It matters when Monsef discovered, or even heard rumors, that her birthplace was Iran rather than Afghanistan.  According to Canadian law, “[s]ubsections 10(1) and 10.1(1) of the Citizenship Act provide that a person’s citizenship or renunciation of citizenship may be revoked if the person obtains, retains, renounces, or resumes citizenship by [1] false representation; [2] fraud; or [3] knowingly concealing material circumstances.”

From what Monsef has said, her mother had deceived her as to Monsef’s actual birthplace (and presumably birth date), meaning Monsef’s mother may have made false representations about her daughter on their immigration applications.  This would presumably be strong evidence that the citizenship of Monsef’s mother should be revoked or other sanctions applied.

But in addition, if Monsef became aware that she was, or possibly could have been, born in Iran, she may have been under an obligation to seek out the truth from her mother and inform immigration authorities that her documentation is inaccurate.  Failing to notify authorities upon becoming aware of the likelihood of false information likely falls under the Citizenship Act provisions for retaining citizenship by knowingly concealing material circumstances.

In other words, if Monsef has known for an extended time, or suspected, that she was born in Iran rather than Afghanistan, a potential violation of the Citizenship Act exists.

However, work is underway in the Canadian Senate by Ratna Omidvar – herself an immigrant from Iran appointed to the Senate in March by Liberal prime minister Justin Trudeau – who is sponsoring legislation that seeks to “do away with a law that allows the government to revoke the citizenship of anyone deemed to have misrepresented themselves.”

Whether or not any such legislation will, in its final form if and when passed by both the Senate and House of Commons, be capable of protecting Monsef from potential proceedings under the Citizenship Act remains to be seen, although any removal of provisions to revoke citizenship for misrepresentation greatly weakens Canadian sovereignty and makes a mockery of the legal immigration process.  All applicants would, in a perverse fashion, be strongly encouraged to lie on their applications to improve the chances of being granted citizenship, which could not later be revoked upon discovery of the falsehoods.

The Liberal Party propaganda machine has been working overtime during the past several days in an attempt to squelch public inquiries about Monsef, but with potential violations of the Citizenship Act by the family of a sitting cabinet member – and possibly even the member herself – senior government officials are nearing the point of no return whereby there is the appearance of attempting to cover up potential illegal activity and even suppress more formal investigations by authorities into the matter.

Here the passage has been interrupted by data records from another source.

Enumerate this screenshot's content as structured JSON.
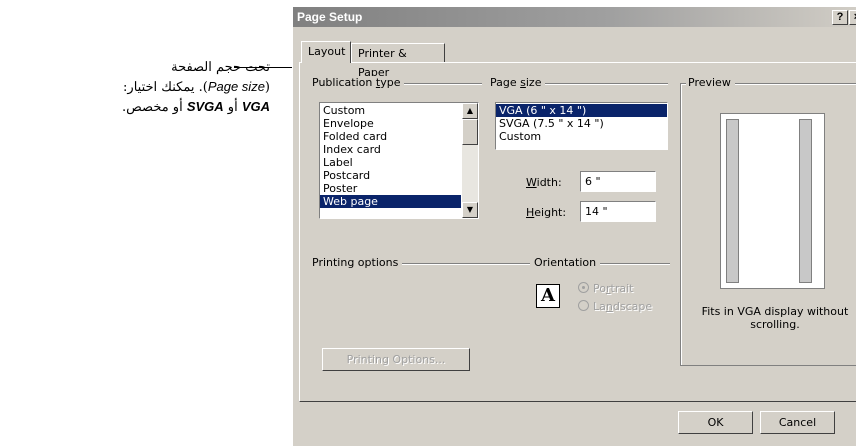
{
  "callout": {
    "line1": "تحت حجم الصفحة",
    "line2_term": "Page size",
    "line2_rest": "). يمكنك اختيار:",
    "line3_vga": "VGA",
    "line3_or": " أو ",
    "line3_svga": "SVGA",
    "line3_rest": " أو مخصص."
  },
  "dialog": {
    "title": "Page Setup",
    "help_button": "?",
    "close_button": "×",
    "tabs": [
      {
        "label": "Layout",
        "active": true
      },
      {
        "label": "Printer & Paper",
        "active": false
      }
    ],
    "publication_type": {
      "label_pre": "Publication ",
      "label_accel": "t",
      "label_post": "ype",
      "items": [
        "Custom",
        "Envelope",
        "Folded card",
        "Index card",
        "Label",
        "Postcard",
        "Poster",
        "Web page"
      ],
      "selected": "Web page"
    },
    "page_size": {
      "label_pre": "Page ",
      "label_accel": "s",
      "label_post": "ize",
      "items": [
        "VGA (6 \" x 14 \")",
        "SVGA (7.5 \" x 14 \")",
        "Custom"
      ],
      "selected": "VGA (6 \" x 14 \")"
    },
    "width": {
      "label_accel": "W",
      "label_rest": "idth:",
      "value": "6 \""
    },
    "height": {
      "label_accel": "H",
      "label_rest": "eight:",
      "value": "14 \""
    },
    "printing_options_label": "Printing options",
    "printing_options_button": "Printing Options...",
    "orientation": {
      "label": "Orientation",
      "portrait_pre": "Po",
      "portrait_accel": "r",
      "portrait_post": "trait",
      "landscape_pre": "La",
      "landscape_accel": "n",
      "landscape_post": "dscape",
      "selected": "portrait",
      "icon_letter": "A"
    },
    "preview": {
      "label": "Preview",
      "caption": "Fits in VGA display without scrolling."
    },
    "ok_button": "OK",
    "cancel_button": "Cancel"
  }
}
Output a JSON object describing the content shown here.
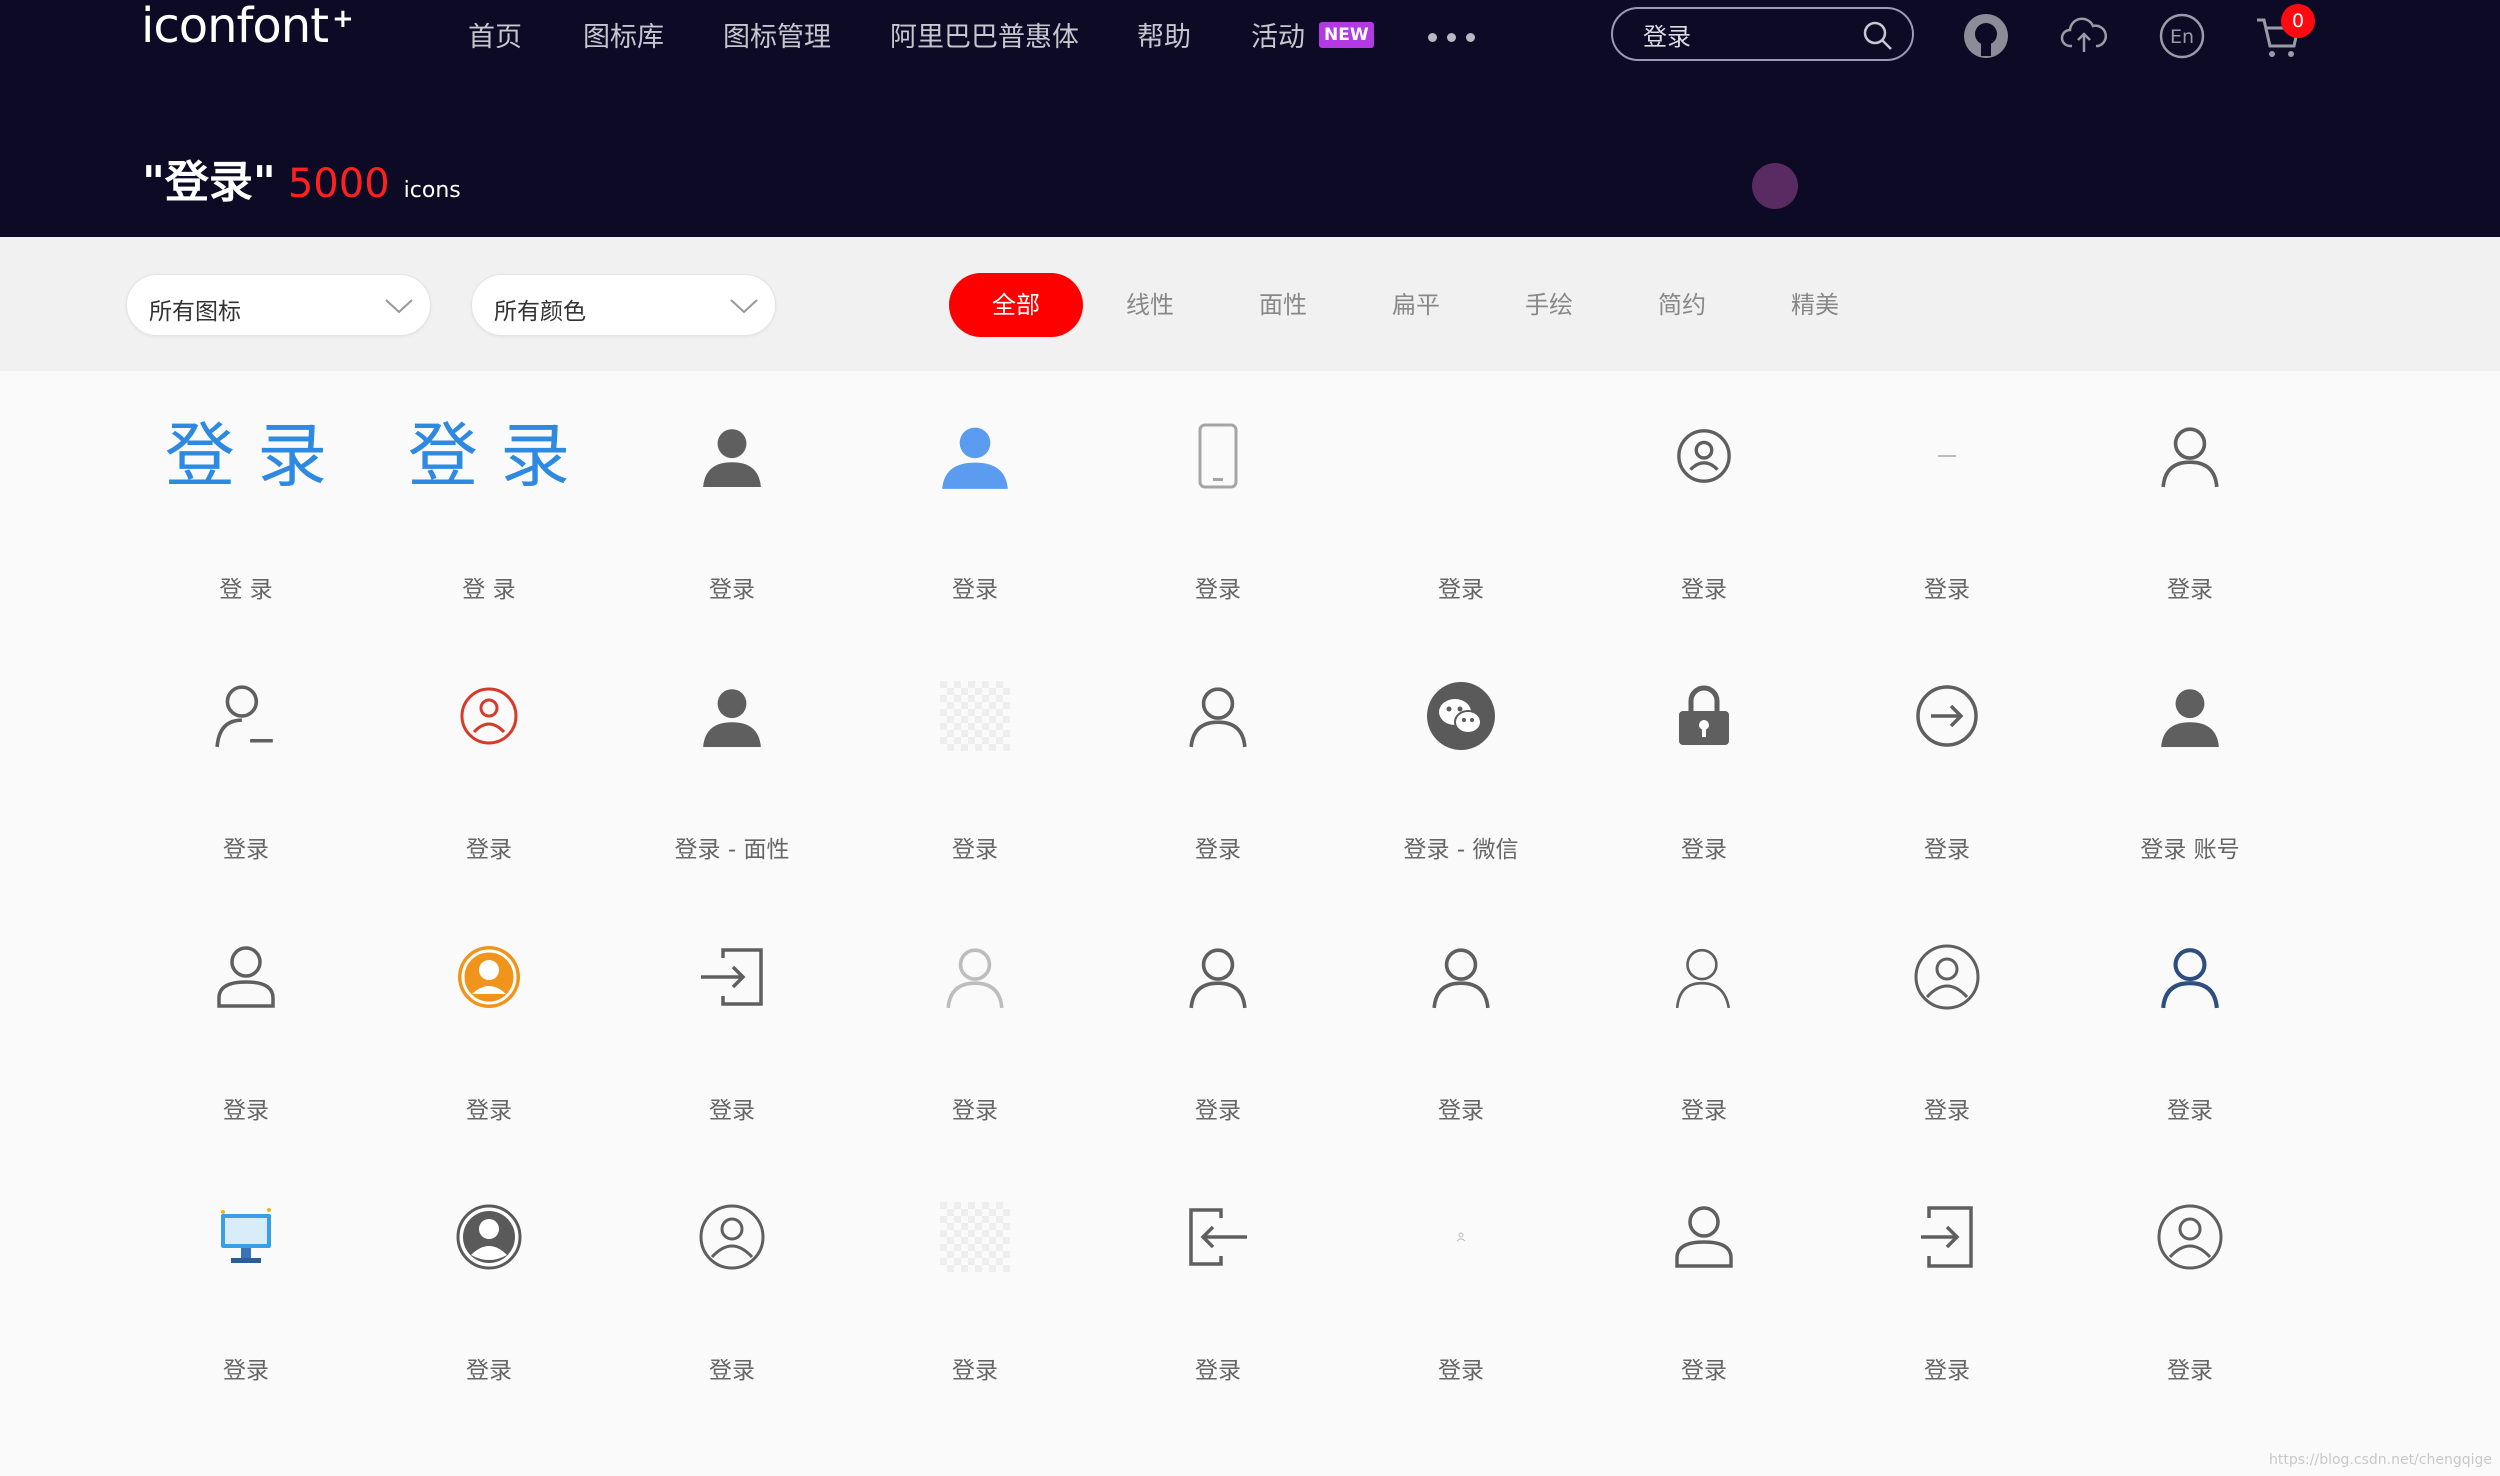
{
  "header": {
    "logo": "iconfont",
    "logo_plus": "+",
    "nav": [
      "首页",
      "图标库",
      "图标管理",
      "阿里巴巴普惠体",
      "帮助",
      "活动"
    ],
    "new_tag": "NEW",
    "search_value": "登录",
    "cart_count": "0",
    "lang_icon_text": "En",
    "colors": {
      "bg": "#0c0a24",
      "accent": "#ff0000",
      "new_tag": "#b33ae2"
    }
  },
  "result": {
    "query": "\"登录\"",
    "count": "5000",
    "unit": "icons"
  },
  "filters": {
    "type_select": "所有图标",
    "color_select": "所有颜色",
    "tabs": [
      "全部",
      "线性",
      "面性",
      "扁平",
      "手绘",
      "简约",
      "精美"
    ],
    "active_tab": "全部"
  },
  "icons": [
    {
      "label": "登 录",
      "icon": "text-denglu-blue-icon"
    },
    {
      "label": "登 录",
      "icon": "text-denglu-blue-icon"
    },
    {
      "label": "登录",
      "icon": "user-filled-icon"
    },
    {
      "label": "登录",
      "icon": "user-filled-blue-icon"
    },
    {
      "label": "登录",
      "icon": "phone-icon"
    },
    {
      "label": "登录",
      "icon": "blank-icon"
    },
    {
      "label": "登录",
      "icon": "user-circle-icon"
    },
    {
      "label": "登录",
      "icon": "tiny-text-icon"
    },
    {
      "label": "登录",
      "icon": "user-outline-icon"
    },
    {
      "label": "登录",
      "icon": "user-minus-icon"
    },
    {
      "label": "登录",
      "icon": "user-circle-red-icon"
    },
    {
      "label": "登录 - 面性",
      "icon": "user-filled-icon"
    },
    {
      "label": "登录",
      "icon": "transparent-placeholder-icon"
    },
    {
      "label": "登录",
      "icon": "user-outline-icon"
    },
    {
      "label": "登录 - 微信",
      "icon": "wechat-icon"
    },
    {
      "label": "登录",
      "icon": "lock-icon"
    },
    {
      "label": "登录",
      "icon": "arrow-circle-right-icon"
    },
    {
      "label": "登录 账号",
      "icon": "user-filled-icon"
    },
    {
      "label": "登录",
      "icon": "user-rounded-icon"
    },
    {
      "label": "登录",
      "icon": "user-circle-orange-icon"
    },
    {
      "label": "登录",
      "icon": "login-arrow-icon"
    },
    {
      "label": "登录",
      "icon": "user-outline-light-icon"
    },
    {
      "label": "登录",
      "icon": "user-outline-icon"
    },
    {
      "label": "登录",
      "icon": "user-outline-icon"
    },
    {
      "label": "登录",
      "icon": "user-outline-thin-icon"
    },
    {
      "label": "登录",
      "icon": "user-circle-outline-icon"
    },
    {
      "label": "登录",
      "icon": "user-outline-navy-icon"
    },
    {
      "label": "登录",
      "icon": "computer-color-icon"
    },
    {
      "label": "登录",
      "icon": "user-circle-filled-icon"
    },
    {
      "label": "登录",
      "icon": "user-circle-outline-icon"
    },
    {
      "label": "登录",
      "icon": "transparent-placeholder-icon"
    },
    {
      "label": "登录",
      "icon": "logout-arrow-icon"
    },
    {
      "label": "登录",
      "icon": "tiny-user-icon"
    },
    {
      "label": "登录",
      "icon": "user-rounded-icon"
    },
    {
      "label": "登录",
      "icon": "login-door-icon"
    },
    {
      "label": "登录",
      "icon": "user-circle-outline-icon"
    }
  ],
  "watermark": "https://blog.csdn.net/chengqige"
}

Over time, perhaps under a future non-Liberal government if needed, some members of Trudeau’s inner circle could find themselves also under investigation for their roles in what is currently unfolding if greater transparency is not forthcoming.